We appreciate the President attending the memorial — it means great deal. And we look forward to the President following up with his promise. You can read his presentation to those at the memorial at http://www.whitehouse.gov/news/releases/2007/10/20071007.html.
Steam. We really don't give much thought to steam, although we should. Sure, when we are at a fire, water converts to steam. And we know that such steam can be dangerous if we are not protected.
But what about steam systems in buildings? First, understand that steam is a very clean and pure form of energy. There are no adverse public health effects associated with proper and safe steam use. Steam can be used for everything from heating and cooling to sterilizing and food processing. But what kind of hazards can it create for firefighters?
The word "steam" refers to the white mist that condenses above boiling water as the hot vapor ("steam" in the first sense) mixes with the cooler air. Interestingly, this mist is made of tiny droplets of liquid water, not gaseous water, so it is no longer technically steam. In the spout of a steaming kettle, the spot where there is no condensed water vapor, where it appears that nothing is there, is actually steam. Either way, it is very hot.

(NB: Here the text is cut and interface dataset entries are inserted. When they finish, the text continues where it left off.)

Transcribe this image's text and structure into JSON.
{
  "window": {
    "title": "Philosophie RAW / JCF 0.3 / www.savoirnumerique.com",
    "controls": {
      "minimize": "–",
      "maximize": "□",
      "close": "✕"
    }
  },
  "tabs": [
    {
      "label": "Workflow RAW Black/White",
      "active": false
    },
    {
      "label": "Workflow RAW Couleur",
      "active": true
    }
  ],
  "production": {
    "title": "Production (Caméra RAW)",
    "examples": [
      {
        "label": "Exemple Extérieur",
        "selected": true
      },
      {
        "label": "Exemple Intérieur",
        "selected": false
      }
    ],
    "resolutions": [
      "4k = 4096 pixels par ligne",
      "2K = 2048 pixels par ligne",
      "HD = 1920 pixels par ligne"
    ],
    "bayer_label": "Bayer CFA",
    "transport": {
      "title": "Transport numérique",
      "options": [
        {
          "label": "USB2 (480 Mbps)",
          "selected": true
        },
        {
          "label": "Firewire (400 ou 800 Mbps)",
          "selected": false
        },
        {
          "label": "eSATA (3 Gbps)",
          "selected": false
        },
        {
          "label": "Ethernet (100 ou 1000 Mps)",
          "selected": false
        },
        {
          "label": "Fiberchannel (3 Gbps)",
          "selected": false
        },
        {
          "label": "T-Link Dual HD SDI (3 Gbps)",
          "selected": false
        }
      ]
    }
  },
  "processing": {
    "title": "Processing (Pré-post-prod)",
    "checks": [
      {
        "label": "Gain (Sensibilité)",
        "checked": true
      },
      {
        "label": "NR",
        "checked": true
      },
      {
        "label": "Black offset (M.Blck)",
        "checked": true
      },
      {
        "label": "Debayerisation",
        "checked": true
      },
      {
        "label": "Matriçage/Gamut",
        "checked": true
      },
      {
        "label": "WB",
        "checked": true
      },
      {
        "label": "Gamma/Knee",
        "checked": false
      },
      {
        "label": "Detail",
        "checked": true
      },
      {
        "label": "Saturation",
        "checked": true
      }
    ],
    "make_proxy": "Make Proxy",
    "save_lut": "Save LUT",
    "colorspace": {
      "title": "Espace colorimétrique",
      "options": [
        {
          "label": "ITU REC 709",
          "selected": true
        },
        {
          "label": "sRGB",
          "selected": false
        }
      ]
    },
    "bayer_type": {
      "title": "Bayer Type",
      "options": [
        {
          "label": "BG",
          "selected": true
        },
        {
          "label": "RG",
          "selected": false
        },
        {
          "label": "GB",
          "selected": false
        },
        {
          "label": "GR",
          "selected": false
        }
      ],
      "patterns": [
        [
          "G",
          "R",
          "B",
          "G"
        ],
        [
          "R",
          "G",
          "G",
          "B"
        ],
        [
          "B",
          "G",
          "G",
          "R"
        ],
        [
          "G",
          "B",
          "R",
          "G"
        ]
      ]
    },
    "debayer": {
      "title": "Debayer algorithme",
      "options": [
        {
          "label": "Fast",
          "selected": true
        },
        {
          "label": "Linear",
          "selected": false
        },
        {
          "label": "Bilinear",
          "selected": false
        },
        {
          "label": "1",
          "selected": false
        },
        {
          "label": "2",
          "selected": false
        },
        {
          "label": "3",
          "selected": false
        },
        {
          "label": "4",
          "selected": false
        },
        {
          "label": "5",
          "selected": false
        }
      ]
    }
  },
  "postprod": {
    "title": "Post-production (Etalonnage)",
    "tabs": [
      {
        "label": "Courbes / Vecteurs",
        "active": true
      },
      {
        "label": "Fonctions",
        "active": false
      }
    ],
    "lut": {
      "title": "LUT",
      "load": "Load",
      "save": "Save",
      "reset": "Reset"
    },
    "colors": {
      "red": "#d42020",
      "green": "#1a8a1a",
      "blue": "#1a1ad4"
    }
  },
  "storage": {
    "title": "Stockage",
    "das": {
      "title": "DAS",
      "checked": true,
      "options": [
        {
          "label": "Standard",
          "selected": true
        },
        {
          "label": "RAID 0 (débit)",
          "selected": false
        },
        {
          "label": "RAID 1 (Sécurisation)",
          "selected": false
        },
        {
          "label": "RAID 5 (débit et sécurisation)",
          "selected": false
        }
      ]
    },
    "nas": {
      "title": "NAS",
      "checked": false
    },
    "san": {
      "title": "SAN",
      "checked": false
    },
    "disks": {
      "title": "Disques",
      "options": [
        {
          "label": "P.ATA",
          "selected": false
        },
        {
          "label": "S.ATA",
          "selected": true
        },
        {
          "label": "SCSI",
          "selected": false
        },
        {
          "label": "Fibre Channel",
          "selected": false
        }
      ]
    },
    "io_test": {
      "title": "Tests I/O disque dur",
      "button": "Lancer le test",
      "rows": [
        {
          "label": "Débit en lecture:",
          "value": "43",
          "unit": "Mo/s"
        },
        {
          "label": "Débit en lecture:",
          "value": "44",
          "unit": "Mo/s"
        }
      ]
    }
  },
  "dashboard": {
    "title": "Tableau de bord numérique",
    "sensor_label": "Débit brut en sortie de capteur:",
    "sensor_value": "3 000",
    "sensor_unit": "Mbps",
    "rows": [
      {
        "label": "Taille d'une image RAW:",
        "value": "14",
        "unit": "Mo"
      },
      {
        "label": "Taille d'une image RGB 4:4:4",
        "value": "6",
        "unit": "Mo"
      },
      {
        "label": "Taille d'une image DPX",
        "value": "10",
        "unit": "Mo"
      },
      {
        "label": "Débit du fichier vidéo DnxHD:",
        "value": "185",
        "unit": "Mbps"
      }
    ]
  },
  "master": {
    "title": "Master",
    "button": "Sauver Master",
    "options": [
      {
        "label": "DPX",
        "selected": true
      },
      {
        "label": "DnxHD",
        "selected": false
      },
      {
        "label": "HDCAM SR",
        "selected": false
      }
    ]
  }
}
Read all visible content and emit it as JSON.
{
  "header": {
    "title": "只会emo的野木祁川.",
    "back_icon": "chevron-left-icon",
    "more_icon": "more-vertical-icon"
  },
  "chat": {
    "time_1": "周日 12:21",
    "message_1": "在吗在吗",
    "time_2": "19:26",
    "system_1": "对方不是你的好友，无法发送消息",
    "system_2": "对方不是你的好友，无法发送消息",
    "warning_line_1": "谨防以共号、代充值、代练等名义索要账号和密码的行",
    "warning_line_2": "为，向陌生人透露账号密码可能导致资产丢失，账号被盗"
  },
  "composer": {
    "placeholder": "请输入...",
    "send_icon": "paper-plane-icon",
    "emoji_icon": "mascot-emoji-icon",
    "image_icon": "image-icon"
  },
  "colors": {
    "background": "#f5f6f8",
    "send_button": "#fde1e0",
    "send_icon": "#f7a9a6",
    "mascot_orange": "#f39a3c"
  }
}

A steam burn usually results from boiling water converted to steam. Minor steam burns can happen in any kitchen, but a steam burn can also be very severe, such as at some emergencies we encounter. Although the skin will not char, as would be the case with a flame burn, blisters and redness will appear. A third-degree steam burn will penetrate deep into the flesh and the site may be white, heavily blistered and numb. The larger concern with steam burns, however, is the airway. Inhaling steam can cause serious damage to the bronchial tubes and could lead to death. And that is why we use the term "no exposed skin" (or airway; use breathing apparatus) whenever operating in these potential conditions. Why take the chance?
How nasty can steam be? The steam rising from boiling water exceeds 212 degrees Fahrenheit. Pure steam is an invisible vapor, but the small drops of condensed water that hover over hot pans can still cause a severe burn, even if they are not technically steam. True steam can be especially dangerous because it is invisible, so a person will be unaware of being in danger of a steam burn until it has already happened. Again, the solutions include pre-planning, knowing the building, knowing the systems within a building and providing firefighters with the best protection.